Alert: this post may contain material that is triggering for some. If you find yourself in crisis, you can call 1-800-273-8255, or visit www.crisischat.org for support.
What I know to be true in this moment is that mental illness is like faith.
Some people say they believe absolutely in whatever they believe in, do it blindly and without doubt even if it is something they can’t experience through their 5 senses. They call this Faith. To me, Faith is believing absolutely, except when you are doubting absolutely, or when you are somewhere in between. It is having Faith that the only constant is change. It is absolutely believing it is okay to doubt, and okay to believe, and okay to be in the middle. Faith is believing, absolutely, that it is okay to come as you are, that you can show up as your True Self, even if you are punished for it. Joan of Arc was punished for it. Ghandi was, too.
Mental illness is scary, and full of suffering and pain and panicjoy. Pain and suffering, both physical and emotional, are subjective; there are pictoral spectrums for people in hospitals to help their doctors and nurses understand the amount of pain they are experiencing, because Words are of little help in accurately describing an internal experience (though for me they are the closest I can get).

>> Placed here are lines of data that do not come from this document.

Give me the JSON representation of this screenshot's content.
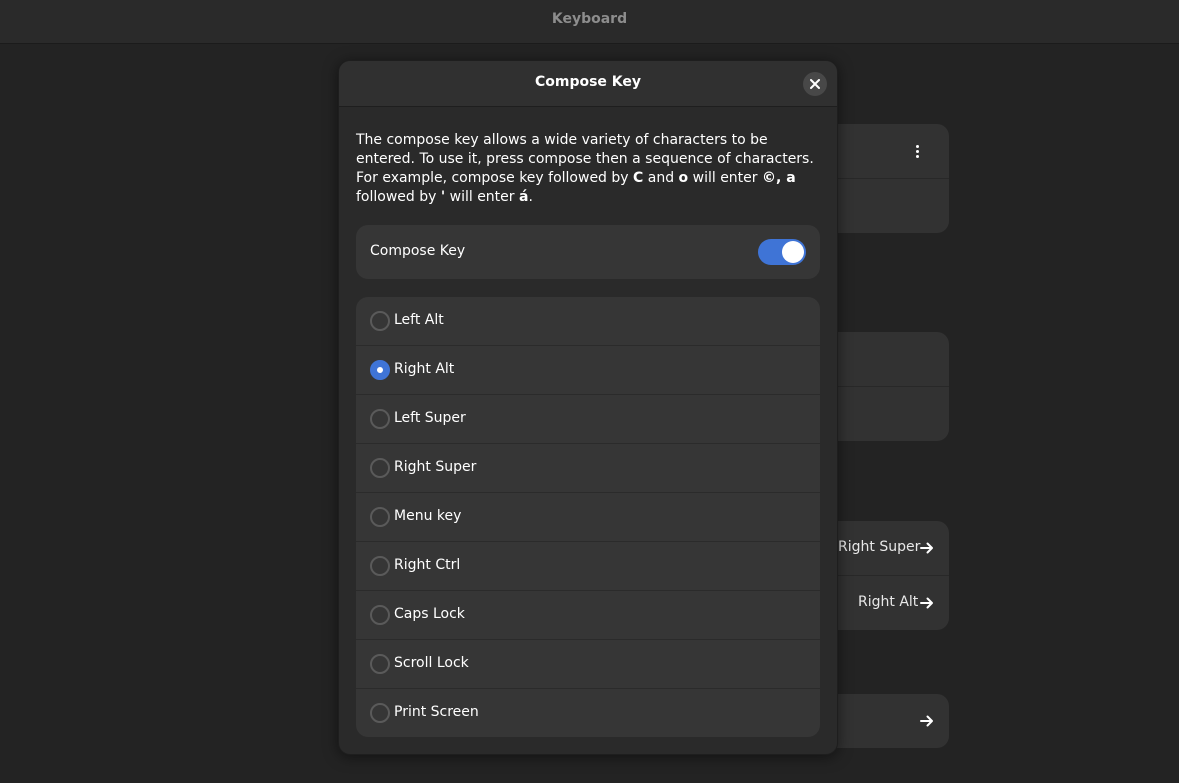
{
  "window": {
    "title": "Keyboard"
  },
  "background": {
    "row_right_super": "Right Super",
    "row_right_alt": "Right Alt"
  },
  "dialog": {
    "title": "Compose Key",
    "description_parts": {
      "p1": "The compose key allows a wide variety of characters to be entered. To use it, press compose then a sequence of characters.  For example, compose key followed by ",
      "k1": "C",
      "p2": " and ",
      "k2": "o",
      "p3": " will enter ",
      "k3": "©, a",
      "p4": " followed by ",
      "k4": "'",
      "p5": " will enter ",
      "k5": "á",
      "p6": "."
    },
    "toggle": {
      "label": "Compose Key",
      "state": "on"
    },
    "options": [
      {
        "label": "Left Alt",
        "checked": false
      },
      {
        "label": "Right Alt",
        "checked": true
      },
      {
        "label": "Left Super",
        "checked": false
      },
      {
        "label": "Right Super",
        "checked": false
      },
      {
        "label": "Menu key",
        "checked": false
      },
      {
        "label": "Right Ctrl",
        "checked": false
      },
      {
        "label": "Caps Lock",
        "checked": false
      },
      {
        "label": "Scroll Lock",
        "checked": false
      },
      {
        "label": "Print Screen",
        "checked": false
      }
    ]
  },
  "colors": {
    "accent": "#3f74d6",
    "window_bg": "#232323",
    "card_bg": "#363636"
  }
}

Joy is subjective, too, though we don’t like to think about that, because it is a shiny, sparkly emotion that we like to think we can share. And we can share it, just as we can share pain-but my Sarah experience of Joy will never be experienced by anyone who doesn’t have my Brain. And the same is true for my Sarah experience of Pain.
And so I believe that Faith is subjective. My definition of Faith, as described above, is true only for Me in this moment. It might be true for others, in the moment that they read it, too. I can only hope, because that would mean that I’m not quite so alone. And it would mean that they aren’t quite so alone, too. Because even though my Sarah experiences will only ever be my own, they might resonate with the experiences of others who are Living, or trying to Live.

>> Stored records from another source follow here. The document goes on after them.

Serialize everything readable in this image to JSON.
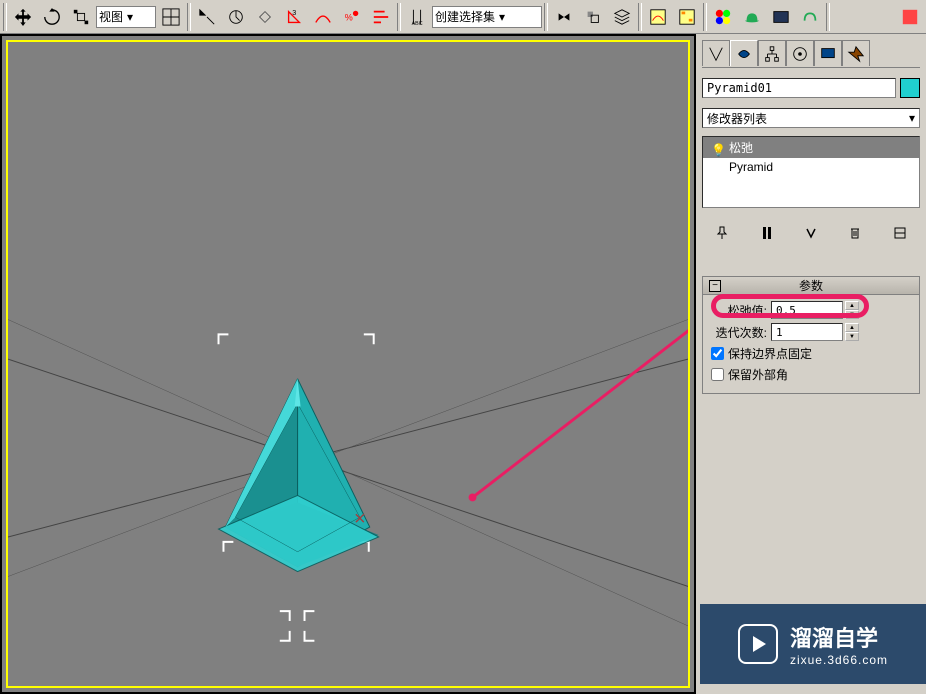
{
  "toolbar": {
    "view_dropdown": "视图",
    "create_set_dropdown": "创建选择集"
  },
  "panel": {
    "object_name": "Pyramid01",
    "modifier_dropdown": "修改器列表",
    "stack": {
      "mod1": "松弛",
      "mod2": "Pyramid"
    },
    "rollout_title": "参数",
    "params": {
      "relax_label": "松弛值:",
      "relax_value": "0.5",
      "iter_label": "迭代次数:",
      "iter_value": "1",
      "checkbox1": "保持边界点固定",
      "checkbox2": "保留外部角"
    }
  },
  "watermark": {
    "title": "溜溜自学",
    "url": "zixue.3d66.com"
  }
}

People start wars because of Faith. They always have. People start wars because of mental illness, too-it just isn’t spoken out loud. And I don’t mean that the people that start them do so because they are crazy. I mean that wars begin because of fear and lack of understanding, and the fierce desire to stand in Your Truth, even if it means killing someone else who is trying to stand in Theirs. Mental illness is biological, chemical, Real things happening in your Brain. And it is, for me, being surrounded by fear and lack of understanding when I am Living My Truth, and being punished, sometimes, for Living In It.
Mental illness is scary to talk about, because when you are experiencing depression, or mania, or anxiety, or suicidal ideation, It is a uniquely You experience. There are common threads, there are links, there are helpful and unhelpful things to say that are true for most humans when they are in It. And what I, Sarah, look like when I am in It, and how I feel when I’m in It, only I will ever know. That’s terrifying. And that’s where Faith comes in.

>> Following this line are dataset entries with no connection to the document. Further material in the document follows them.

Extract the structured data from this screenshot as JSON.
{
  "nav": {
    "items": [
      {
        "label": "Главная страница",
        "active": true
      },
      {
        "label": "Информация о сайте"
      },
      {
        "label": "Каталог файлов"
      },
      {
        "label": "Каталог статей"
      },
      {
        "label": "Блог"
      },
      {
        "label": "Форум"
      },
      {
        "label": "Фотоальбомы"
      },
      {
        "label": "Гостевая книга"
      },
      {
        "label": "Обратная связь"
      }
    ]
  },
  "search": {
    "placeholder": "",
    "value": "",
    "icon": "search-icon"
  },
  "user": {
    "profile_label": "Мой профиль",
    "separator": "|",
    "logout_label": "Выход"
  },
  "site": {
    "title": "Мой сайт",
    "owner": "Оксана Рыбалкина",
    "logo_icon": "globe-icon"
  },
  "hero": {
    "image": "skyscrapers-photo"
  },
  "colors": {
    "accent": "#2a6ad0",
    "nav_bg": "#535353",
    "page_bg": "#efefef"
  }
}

My Faith is that, as I continue to show up as My True Self, in my Sarahness, it might allow others to do the same. That in giving Words to this subjective experience, it might shine the light on the fact that it is subjective, but not unique. That because I have personally been trapped, I have personally felt the flames, that I can truly “understand a terror way beyond falling.” I’m on the sidewalk, now, and I’ve done the jumping.
David Foster Wallace understood the flames, too; he wouldn’t have been able to write those Words otherwise. I wish that he had known, in the moment before he hung himself, that his Words would help someone else, like me, be a little more brave, a little more willing to use my wild trembling Voice. Perhaps he would still be alive. Not because I have any delusions about my power or impact, but because what saves me, daily, is people around me modeling bravery through vulnerability so I that I can imperfectly attempt the same.
And so, as Intensely Intense as I am, today, I am so very grateful that I am Alive, and so very saddened that he, and many others, are not. And all I can do in this moment, despite the very real risks, is continue to stand in my Truth, to say the Scary things, and to hold on tightly to My imperfectly perfect Faith as I press the “Update” button on my blog.